appreciate the value of research-driven policy making and law,”
says Kinscherff, who chaired the seven-member task force that
developed the resolution.
For example, research has shown that laws that hold adults
criminally liable for unsafe storage of firearms around children
can reduce adolescent suicides (JAMA, 2004). Community,
family and individual interventions that promote healthy social
development and reduce aggressive behavior among children
and adolescents are also promising, according to APA’s Panel of
Experts Report Gun Violence: Prediction, Prevention and Policy,
released last year. And empirically derived risk-assessment
actuarial tools and structured clinical judgment approaches
can improve violence risk assessment and management, while
behavioral threat assessment approaches involving case-specific
responses when someone makes or poses a threat of violence
are also evidence-based ways to prevent violence (see article in
the December Monitor).
But there’s still much unknown about what works to prevent
gun violence. That’s why the resolution calls for policy changes
that make studying it easier, such as by lifting state and federal
restrictions on collecting data on incidents of firearm violence.
In 1996, for example, Congress restricted the Centers for
Disease Control and Prevention from funding any research that
may be construed as promoting gun control. That stipulation
was expanded to the National Institutes of Health in 2012.
What’s more, there’s no universal system for collecting data on
U.S. gun violence; the National Violent Death Reporting System
includes data from only 16 states.
“We don’t know what might be possible, what psychology
might do to prevent gun violence because the research hasn’t
been done to develop and evaluate those types of interventions,”
says Clinton Anderson, PhD, director of APA’s Lesbian, Gay,
Bisexual, and Transgender Concerns Office, who served as the
task force’s staff liaison.
The resolution also addresses how firearm violence affects
different populations. For example, adolescent males and older
white men have high rates of suicide by guns, young black males
in lower-income urban areas are at the greatest risk of gun-related homicides and women are most likely to be victims of
firearm violence by intimate partners.
To address such disparities, the resolution calls for
interventions at multiple levels. Among higher-risk groups such
as those with depressive symptoms, for example, treatment that
promotes coping skills can be helpful. Among populations most at
risk for gun violence, such as young gang members, interventions
that teach conflict resolution strategies can help solve problems
before they escalate into violence, the resolution suggests.
Addressing mental health issues among people with both
severe mental illness and immediate intense psychological crises
is also key, the resolution states, since firearm-related suicides
account for most U.S. gun deaths. This contrasts with the public

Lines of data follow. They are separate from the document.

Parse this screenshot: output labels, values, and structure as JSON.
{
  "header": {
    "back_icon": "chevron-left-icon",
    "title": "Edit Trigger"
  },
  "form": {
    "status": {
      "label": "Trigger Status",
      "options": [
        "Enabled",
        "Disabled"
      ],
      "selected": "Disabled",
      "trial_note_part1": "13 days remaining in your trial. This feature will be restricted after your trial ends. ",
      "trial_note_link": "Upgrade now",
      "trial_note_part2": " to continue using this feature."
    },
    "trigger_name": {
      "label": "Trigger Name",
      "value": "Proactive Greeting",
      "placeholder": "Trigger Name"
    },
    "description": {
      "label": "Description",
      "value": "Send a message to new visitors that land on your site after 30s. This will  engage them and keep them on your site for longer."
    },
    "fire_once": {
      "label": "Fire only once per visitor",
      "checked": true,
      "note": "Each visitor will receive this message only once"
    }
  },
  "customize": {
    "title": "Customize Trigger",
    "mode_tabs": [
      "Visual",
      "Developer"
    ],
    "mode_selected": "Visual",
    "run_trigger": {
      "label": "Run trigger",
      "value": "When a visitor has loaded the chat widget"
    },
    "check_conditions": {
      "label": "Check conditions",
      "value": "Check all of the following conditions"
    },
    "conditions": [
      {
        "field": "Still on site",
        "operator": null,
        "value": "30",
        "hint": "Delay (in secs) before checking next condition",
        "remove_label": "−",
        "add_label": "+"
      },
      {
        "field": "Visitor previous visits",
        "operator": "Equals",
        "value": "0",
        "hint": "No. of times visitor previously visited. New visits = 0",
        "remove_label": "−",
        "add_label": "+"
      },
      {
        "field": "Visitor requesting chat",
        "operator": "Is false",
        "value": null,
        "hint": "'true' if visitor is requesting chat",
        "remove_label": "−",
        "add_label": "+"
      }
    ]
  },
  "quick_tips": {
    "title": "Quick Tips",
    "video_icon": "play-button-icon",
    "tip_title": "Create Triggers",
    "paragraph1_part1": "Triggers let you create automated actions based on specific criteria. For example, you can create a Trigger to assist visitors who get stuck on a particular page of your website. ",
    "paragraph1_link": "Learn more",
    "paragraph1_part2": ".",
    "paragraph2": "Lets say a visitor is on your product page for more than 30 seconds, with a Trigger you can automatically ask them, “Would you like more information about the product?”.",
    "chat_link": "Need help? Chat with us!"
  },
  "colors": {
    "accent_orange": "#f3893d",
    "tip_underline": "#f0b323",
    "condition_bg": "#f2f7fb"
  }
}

perception that mass shootings cause a significant portion
of gun-related deaths. While a 2013 Congressional Research
Service report estimates that 547 people have died in public
mass shootings over the past 30 years, 19,766 died from gun-
related suicides in 2011 alone, according to the National Center
for Vital Statistics.
“There’s a good research basis for advocating for mental
health services that meet the needs not only of people with
severe mental illness, but also people who don’t have a severe
mental illness but who might be in an intense emotional crisis
and may have access to firearms,” Kinscherff says.
Ultimately, the resolution emphasizes a science-based,
comprehensive public health approach to firearm violence
prevention. Task force member Susan B. Sorenson, PhD, of the
University of Pennsylvania, hopes taking that approach will
make gun violence prevention a future public health success
story, similar to reductions in car crashes due to a combination
of factors, including improved roads, better motor vehicle
engineering and modified traffic laws. “When people say, ‘Shall
we do this? Shall we do that?’ the answer is probably [yes to] all
of them,” she says. n
To read the resolution, go to www.apa.org/about/policy/firearms.
To read the APA report, Gun Violence: Prediction, Prevention
and Policy, go to www.apa.org/pubs/info/reports/gun-violence-prevention.aspx.
The members of the APA Policy Review Task
Force on the Prediction and Prevention of Gun
Chair: Robert T. Kinscherff, PhD, JD,
Massachusetts School of Professional
Joel A. Dvoskin, PhD, University of Arizona
Gary D. Gottfredson, PhD, University of
W. Rodney Hammond, PhD, ABMP, University
Eric S. Mankowski, PhD, Portland State
Susan B. Sorenson, PhD, University of
Jacquelyn W. White, PhD, University of North
Carolina at Greensboro (emerita).